* **What to produce**: Return all of the entries word for word, but omit the pictures they contain.

※

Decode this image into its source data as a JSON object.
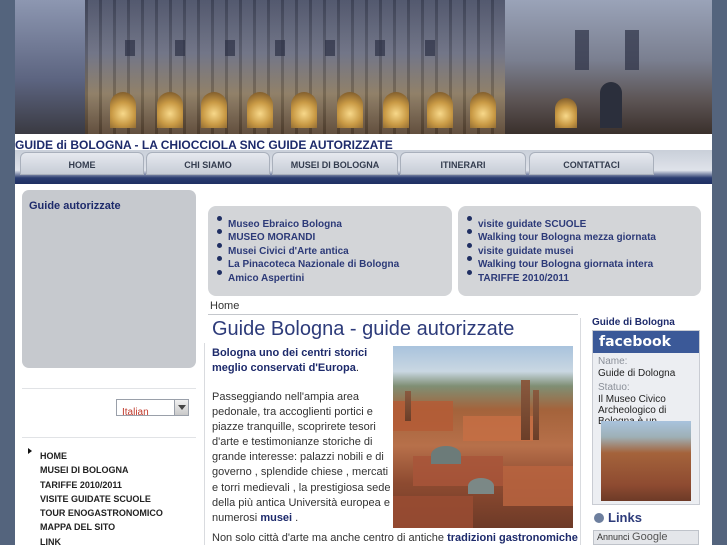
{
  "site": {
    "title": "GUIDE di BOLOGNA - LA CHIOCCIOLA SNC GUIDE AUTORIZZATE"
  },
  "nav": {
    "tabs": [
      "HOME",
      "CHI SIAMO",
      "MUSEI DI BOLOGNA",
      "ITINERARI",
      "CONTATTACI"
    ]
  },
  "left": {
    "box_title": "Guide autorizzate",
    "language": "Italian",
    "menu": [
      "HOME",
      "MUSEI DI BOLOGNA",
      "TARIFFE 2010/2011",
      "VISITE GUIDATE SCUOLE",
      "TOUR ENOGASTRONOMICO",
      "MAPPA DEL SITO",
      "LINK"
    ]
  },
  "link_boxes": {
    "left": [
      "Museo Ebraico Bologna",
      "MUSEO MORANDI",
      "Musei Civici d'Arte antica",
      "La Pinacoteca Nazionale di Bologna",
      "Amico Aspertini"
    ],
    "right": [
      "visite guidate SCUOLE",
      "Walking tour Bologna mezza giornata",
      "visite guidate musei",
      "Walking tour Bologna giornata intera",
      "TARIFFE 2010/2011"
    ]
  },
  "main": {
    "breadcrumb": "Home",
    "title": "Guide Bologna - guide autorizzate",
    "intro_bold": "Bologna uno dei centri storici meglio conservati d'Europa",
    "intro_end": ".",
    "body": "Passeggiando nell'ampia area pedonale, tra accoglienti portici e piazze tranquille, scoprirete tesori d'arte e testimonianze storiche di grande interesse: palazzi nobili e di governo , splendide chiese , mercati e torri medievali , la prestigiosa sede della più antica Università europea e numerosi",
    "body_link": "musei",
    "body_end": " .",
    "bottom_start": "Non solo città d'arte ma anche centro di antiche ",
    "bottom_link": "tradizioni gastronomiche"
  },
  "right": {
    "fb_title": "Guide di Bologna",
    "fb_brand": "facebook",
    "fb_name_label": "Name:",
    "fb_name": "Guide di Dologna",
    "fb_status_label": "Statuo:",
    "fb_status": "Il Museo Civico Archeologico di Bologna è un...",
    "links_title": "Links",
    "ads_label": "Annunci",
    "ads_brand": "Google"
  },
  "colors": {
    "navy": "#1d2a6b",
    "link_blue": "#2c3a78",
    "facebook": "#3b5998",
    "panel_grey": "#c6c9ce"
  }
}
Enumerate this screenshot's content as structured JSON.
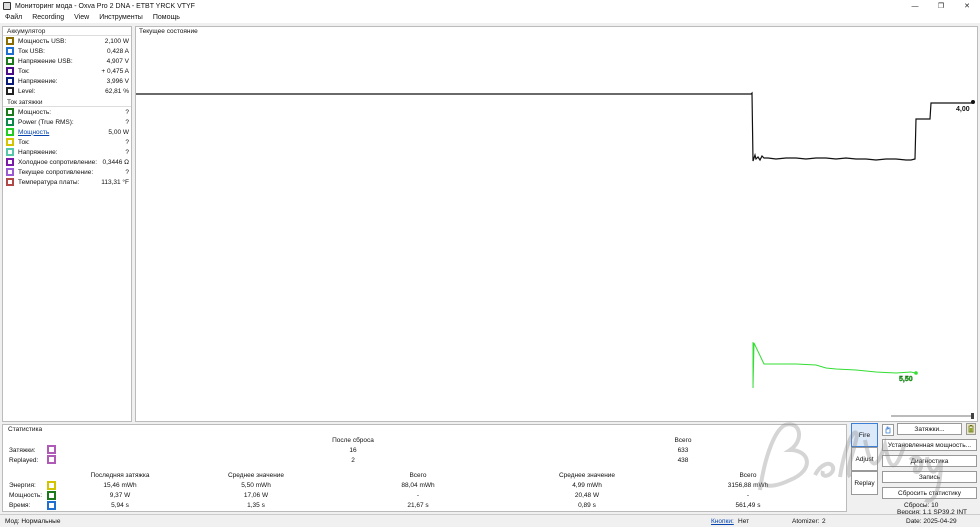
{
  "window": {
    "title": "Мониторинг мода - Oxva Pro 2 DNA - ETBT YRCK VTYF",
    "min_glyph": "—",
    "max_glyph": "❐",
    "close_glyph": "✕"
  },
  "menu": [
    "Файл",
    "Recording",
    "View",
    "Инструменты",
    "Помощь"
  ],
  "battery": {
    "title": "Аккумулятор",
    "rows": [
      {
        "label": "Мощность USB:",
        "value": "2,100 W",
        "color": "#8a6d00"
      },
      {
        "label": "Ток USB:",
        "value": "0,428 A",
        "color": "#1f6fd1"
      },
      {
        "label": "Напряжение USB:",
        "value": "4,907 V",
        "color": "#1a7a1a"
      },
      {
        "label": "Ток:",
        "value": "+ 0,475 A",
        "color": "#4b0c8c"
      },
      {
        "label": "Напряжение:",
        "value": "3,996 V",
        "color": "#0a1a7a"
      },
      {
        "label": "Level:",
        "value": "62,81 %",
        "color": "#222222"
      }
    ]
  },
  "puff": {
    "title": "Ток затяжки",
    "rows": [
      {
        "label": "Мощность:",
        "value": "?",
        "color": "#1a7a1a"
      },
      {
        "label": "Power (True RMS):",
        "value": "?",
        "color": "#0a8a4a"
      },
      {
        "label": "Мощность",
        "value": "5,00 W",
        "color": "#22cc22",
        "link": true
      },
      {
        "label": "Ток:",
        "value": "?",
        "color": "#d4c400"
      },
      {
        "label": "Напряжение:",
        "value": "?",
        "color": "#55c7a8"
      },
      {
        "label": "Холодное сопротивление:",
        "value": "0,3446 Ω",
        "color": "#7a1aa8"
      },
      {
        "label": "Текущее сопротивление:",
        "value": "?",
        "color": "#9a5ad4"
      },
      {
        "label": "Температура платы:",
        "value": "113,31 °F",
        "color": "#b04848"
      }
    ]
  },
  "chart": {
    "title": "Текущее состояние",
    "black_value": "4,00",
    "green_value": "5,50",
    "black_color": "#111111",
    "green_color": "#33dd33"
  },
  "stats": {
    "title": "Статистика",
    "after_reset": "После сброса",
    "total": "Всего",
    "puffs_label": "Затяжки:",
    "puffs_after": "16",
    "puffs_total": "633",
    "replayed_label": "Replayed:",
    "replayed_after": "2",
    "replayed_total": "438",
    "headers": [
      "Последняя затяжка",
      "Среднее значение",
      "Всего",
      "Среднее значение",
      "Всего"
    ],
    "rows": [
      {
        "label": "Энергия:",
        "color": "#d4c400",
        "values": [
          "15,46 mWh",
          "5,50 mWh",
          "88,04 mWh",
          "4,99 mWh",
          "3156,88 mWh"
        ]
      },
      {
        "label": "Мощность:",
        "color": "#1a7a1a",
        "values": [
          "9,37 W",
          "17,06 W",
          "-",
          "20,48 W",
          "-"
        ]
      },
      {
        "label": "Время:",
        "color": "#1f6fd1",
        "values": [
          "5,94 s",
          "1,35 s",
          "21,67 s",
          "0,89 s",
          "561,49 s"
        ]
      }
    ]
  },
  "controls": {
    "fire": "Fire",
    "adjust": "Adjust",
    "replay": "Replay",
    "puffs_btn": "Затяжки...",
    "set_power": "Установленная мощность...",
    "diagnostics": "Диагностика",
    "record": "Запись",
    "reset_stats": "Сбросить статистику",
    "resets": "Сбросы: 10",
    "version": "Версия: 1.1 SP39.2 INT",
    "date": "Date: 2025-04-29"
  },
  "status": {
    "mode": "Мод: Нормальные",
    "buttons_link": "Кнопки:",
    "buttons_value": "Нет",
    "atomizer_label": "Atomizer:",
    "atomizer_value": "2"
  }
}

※

* **The answer**:
Decode this image into its source data as a JSON object.
{
  "site": {
    "title": "GUIDE di BOLOGNA - LA CHIOCCIOLA SNC GUIDE AUTORIZZATE"
  },
  "nav": {
    "tabs": [
      "HOME",
      "CHI SIAMO",
      "MUSEI DI BOLOGNA",
      "ITINERARI",
      "CONTATTACI"
    ]
  },
  "left": {
    "box_title": "Guide autorizzate",
    "language": "Italian",
    "menu": [
      "HOME",
      "MUSEI DI BOLOGNA",
      "TARIFFE 2010/2011",
      "VISITE GUIDATE SCUOLE",
      "TOUR ENOGASTRONOMICO",
      "MAPPA DEL SITO",
      "LINK"
    ]
  },
  "link_boxes": {
    "left": [
      "Museo Ebraico Bologna",
      "MUSEO MORANDI",
      "Musei Civici d'Arte antica",
      "La Pinacoteca Nazionale di Bologna",
      "Amico Aspertini"
    ],
    "right": [
      "visite guidate SCUOLE",
      "Walking tour Bologna mezza giornata",
      "visite guidate musei",
      "Walking tour Bologna giornata intera",
      "TARIFFE 2010/2011"
    ]
  },
  "main": {
    "breadcrumb": "Home",
    "title": "Guide Bologna - guide autorizzate",
    "intro_bold": "Bologna uno dei centri storici meglio conservati d'Europa",
    "intro_end": ".",
    "body": "Passeggiando nell'ampia area pedonale, tra accoglienti portici e piazze tranquille, scoprirete tesori d'arte e testimonianze storiche di grande interesse: palazzi nobili e di governo , splendide chiese , mercati e torri medievali , la prestigiosa sede della più antica Università europea e numerosi",
    "body_link": "musei",
    "body_end": " .",
    "bottom_start": "Non solo città d'arte ma anche centro di antiche ",
    "bottom_link": "tradizioni gastronomiche"
  },
  "right": {
    "fb_title": "Guide di Bologna",
    "fb_brand": "facebook",
    "fb_name_label": "Name:",
    "fb_name": "Guide di Dologna",
    "fb_status_label": "Statuo:",
    "fb_status": "Il Museo Civico Archeologico di Bologna è un...",
    "links_title": "Links",
    "ads_label": "Annunci",
    "ads_brand": "Google"
  },
  "colors": {
    "navy": "#1d2a6b",
    "link_blue": "#2c3a78",
    "facebook": "#3b5998",
    "panel_grey": "#c6c9ce"
  }
}
Enumerate this screenshot's content as structured JSON.
{
  "window": {
    "title": "Мониторинг мода - Oxva Pro 2 DNA - ETBT YRCK VTYF",
    "min_glyph": "—",
    "max_glyph": "❐",
    "close_glyph": "✕"
  },
  "menu": [
    "Файл",
    "Recording",
    "View",
    "Инструменты",
    "Помощь"
  ],
  "battery": {
    "title": "Аккумулятор",
    "rows": [
      {
        "label": "Мощность USB:",
        "value": "2,100 W",
        "color": "#8a6d00"
      },
      {
        "label": "Ток USB:",
        "value": "0,428 A",
        "color": "#1f6fd1"
      },
      {
        "label": "Напряжение USB:",
        "value": "4,907 V",
        "color": "#1a7a1a"
      },
      {
        "label": "Ток:",
        "value": "+ 0,475 A",
        "color": "#4b0c8c"
      },
      {
        "label": "Напряжение:",
        "value": "3,996 V",
        "color": "#0a1a7a"
      },
      {
        "label": "Level:",
        "value": "62,81 %",
        "color": "#222222"
      }
    ]
  },
  "puff": {
    "title": "Ток затяжки",
    "rows": [
      {
        "label": "Мощность:",
        "value": "?",
        "color": "#1a7a1a"
      },
      {
        "label": "Power (True RMS):",
        "value": "?",
        "color": "#0a8a4a"
      },
      {
        "label": "Мощность",
        "value": "5,00 W",
        "color": "#22cc22",
        "link": true
      },
      {
        "label": "Ток:",
        "value": "?",
        "color": "#d4c400"
      },
      {
        "label": "Напряжение:",
        "value": "?",
        "color": "#55c7a8"
      },
      {
        "label": "Холодное сопротивление:",
        "value": "0,3446 Ω",
        "color": "#7a1aa8"
      },
      {
        "label": "Текущее сопротивление:",
        "value": "?",
        "color": "#9a5ad4"
      },
      {
        "label": "Температура платы:",
        "value": "113,31 °F",
        "color": "#b04848"
      }
    ]
  },
  "chart": {
    "title": "Текущее состояние",
    "black_value": "4,00",
    "green_value": "5,50",
    "black_color": "#111111",
    "green_color": "#33dd33"
  },
  "stats": {
    "title": "Статистика",
    "after_reset": "После сброса",
    "total": "Всего",
    "puffs_label": "Затяжки:",
    "puffs_after": "16",
    "puffs_total": "633",
    "replayed_label": "Replayed:",
    "replayed_after": "2",
    "replayed_total": "438",
    "headers": [
      "Последняя затяжка",
      "Среднее значение",
      "Всего",
      "Среднее значение",
      "Всего"
    ],
    "rows": [
      {
        "label": "Энергия:",
        "color": "#d4c400",
        "values": [
          "15,46 mWh",
          "5,50 mWh",
          "88,04 mWh",
          "4,99 mWh",
          "3156,88 mWh"
        ]
      },
      {
        "label": "Мощность:",
        "color": "#1a7a1a",
        "values": [
          "9,37 W",
          "17,06 W",
          "-",
          "20,48 W",
          "-"
        ]
      },
      {
        "label": "Время:",
        "color": "#1f6fd1",
        "values": [
          "5,94 s",
          "1,35 s",
          "21,67 s",
          "0,89 s",
          "561,49 s"
        ]
      }
    ]
  },
  "controls": {
    "fire": "Fire",
    "adjust": "Adjust",
    "replay": "Replay",
    "puffs_btn": "Затяжки...",
    "set_power": "Установленная мощность...",
    "diagnostics": "Диагностика",
    "record": "Запись",
    "reset_stats": "Сбросить статистику",
    "resets": "Сбросы: 10",
    "version": "Версия: 1.1 SP39.2 INT",
    "date": "Date: 2025-04-29"
  },
  "status": {
    "mode": "Мод: Нормальные",
    "buttons_link": "Кнопки:",
    "buttons_value": "Нет",
    "atomizer_label": "Atomizer:",
    "atomizer_value": "2"
  }
}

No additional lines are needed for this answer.